That doesn't mean there aren't any advantages, however. A container can be up and running within two or three months, eliminating lengthy building and permitting times. But if you need an instant boost in capacity, why not just go to a hosting provider, Kumar asks.
"We don't think it's going to become a mainstream solution," he says. "We're struggling to find real benefits."
Kumar sees the containers being more suited to Internet-based, "hyper-scale" companies such as Google, Amazon and Microsoft. Containerized data centers offer scalability in big chunks, if you're willing to buy more containers. But they don't offer scalability inside each container, once it has been filled, he says.
Container vendors tout various benefits, of course. Each container is almost fully self-contained, Rackable's Noer says. Chilled water, power and networking are the only things from the outside world that must be connected to each one, he says. Rackable containers, which can be fitted with as many as 22,400 processing cores in 2,800 servers, are water-tight, fitted with locks, alarms and LoJack-like tracking units. Sun's Modular Data Center can survive an earthquake -- the company made sure of that by testing it on one of the world's largest shake tables at the University of California in San Diego.
A fully-equipped Rackable ICE Cube costs several million dollars, mostly for the servers themselves, Noer says. The container pays for itself with lower electricity costs due to an innovative Rackable design that maximizes server density, Noer says.
But it's still too early to tell whether containerized data centers are the way of the future. "We're just at the cusp of broad adoption," Noer says.
Potential use cases for containers include disaster recovery, remote locations such as military bases, or big IT hosting companies that would prefer not to build brick-and-mortar data centers, Kumar says.
A TV crew that follows sporting events may want a mobile data center, says Robert Bunger, director of business development for American Power Conversion. APC doesn't sell its portable data center, but in 2004 it built one into a tractor-trailer as a proof-of-concept. It was resilient. "We pulled that trailer all over the country" for demos, Bunger notes.
But APC isn't seeing much demand, except in limited cases. For example, a business that needs an immediate capacity upgrade but is also planning to move its data center in a year might want a container because it would be easier to move than individual servers and storage boxes.
UC-San Diego bought two of Sun's Modular Data Centers. One goal is to contain the cost of storing and processing rapidly increasing amounts of data, says Tom DeFanti, principal investigator of the school's GreenLight energy efficiency research project. But it will take time to see whether the container approach is more efficient. "The whole idea is to create an experiment to see if we can get more work per watts," DeFanti says.
The Modular Data Center is not as convenient to maintain as a regular computer room, because there is so little space to maneuver inside, he says. But "It seems to me to be an extremely well-designed and thought-out system," DeFanti says. "It gives us a way of dealing with the exploding amount of scientific computing that we need to do."

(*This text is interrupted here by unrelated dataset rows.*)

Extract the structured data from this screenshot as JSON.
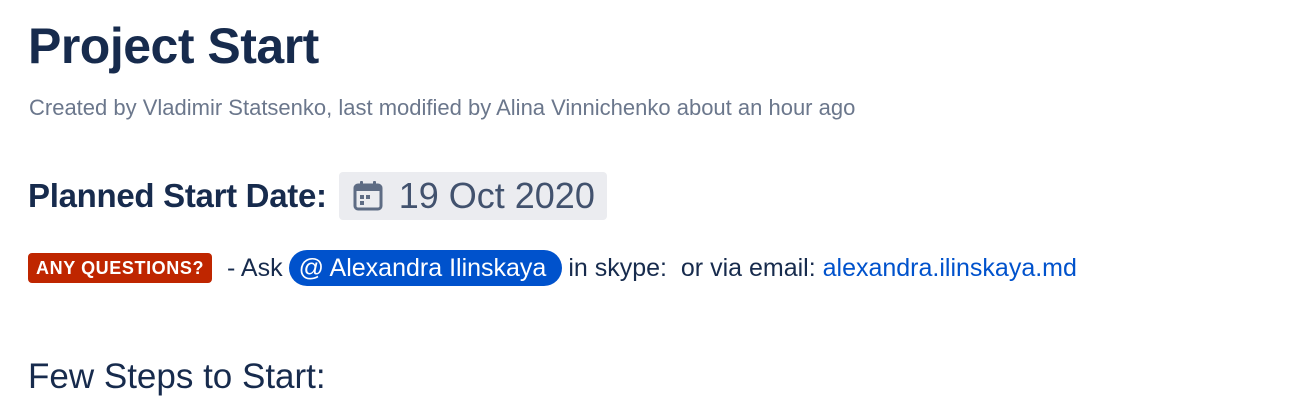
{
  "page": {
    "title": "Project Start",
    "byline": "Created by Vladimir Statsenko, last modified by Alina Vinnichenko about an hour ago"
  },
  "start_date": {
    "label": "Planned Start Date:",
    "icon": "calendar-icon",
    "value": "19 Oct 2020"
  },
  "questions": {
    "status_label": "ANY QUESTIONS?",
    "status_color": "#bf2600",
    "text_before": " - Ask",
    "mention": "@ Alexandra Ilinskaya",
    "mention_color": "#0052cc",
    "text_middle": "in skype:  or via email: ",
    "email_link": "alexandra.ilinskaya.md"
  },
  "steps": {
    "heading": "Few Steps to Start:"
  }
}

Beware Vendor Lock-In
Before purchasing a containerized data center, enterprises should consider several issues related to their manageability and usefulness. Vendors often want you to fill the containers with only their servers, Kumar notes. Besides limiting flexibility at the time of purchase, this raises the question of what happens when those servers reach end-of-life. Will you need the vendor to rip out the servers and put new ones in, once again limiting your choice of technology?
"At the moment, most vendors will fill their containers only with their servers," Kumar says.
IBM, however, says it uses industry-standard racks in its portable data center, allowing customers to buy whatever technology they like. (Compare server products.) DeFanti said Sun's Modular Data Center allows him the flexibility to buy a heterogeneous mix of servers and storage. Rackable, though, steers customers toward either its own servers or IBM BladeCenter machines through a partnership with IBM.
"I think vendors are learning that people want more flexibility," DeFanti says.
Another consideration is failover capabilities, says Lee Kirby, who provides site assessments, data center designs and other services as the general manager of Lee Technologies. If one container goes down, its work must be transferred to another. Server virtualization will help provide this failover capability, and also make it easier to manage distributed containerized data centers -- an important consideration for customers who want to distribute computing power and have it reside as close to users as possible, Kirby says.
"I think it is key that the combination of virtualization and distributed infrastructure produce a container that can be out of service without impacting the application as a whole," Kirby says.
This story, "Google, Microsoft Push Modular Data Centers" was originally published by Network World.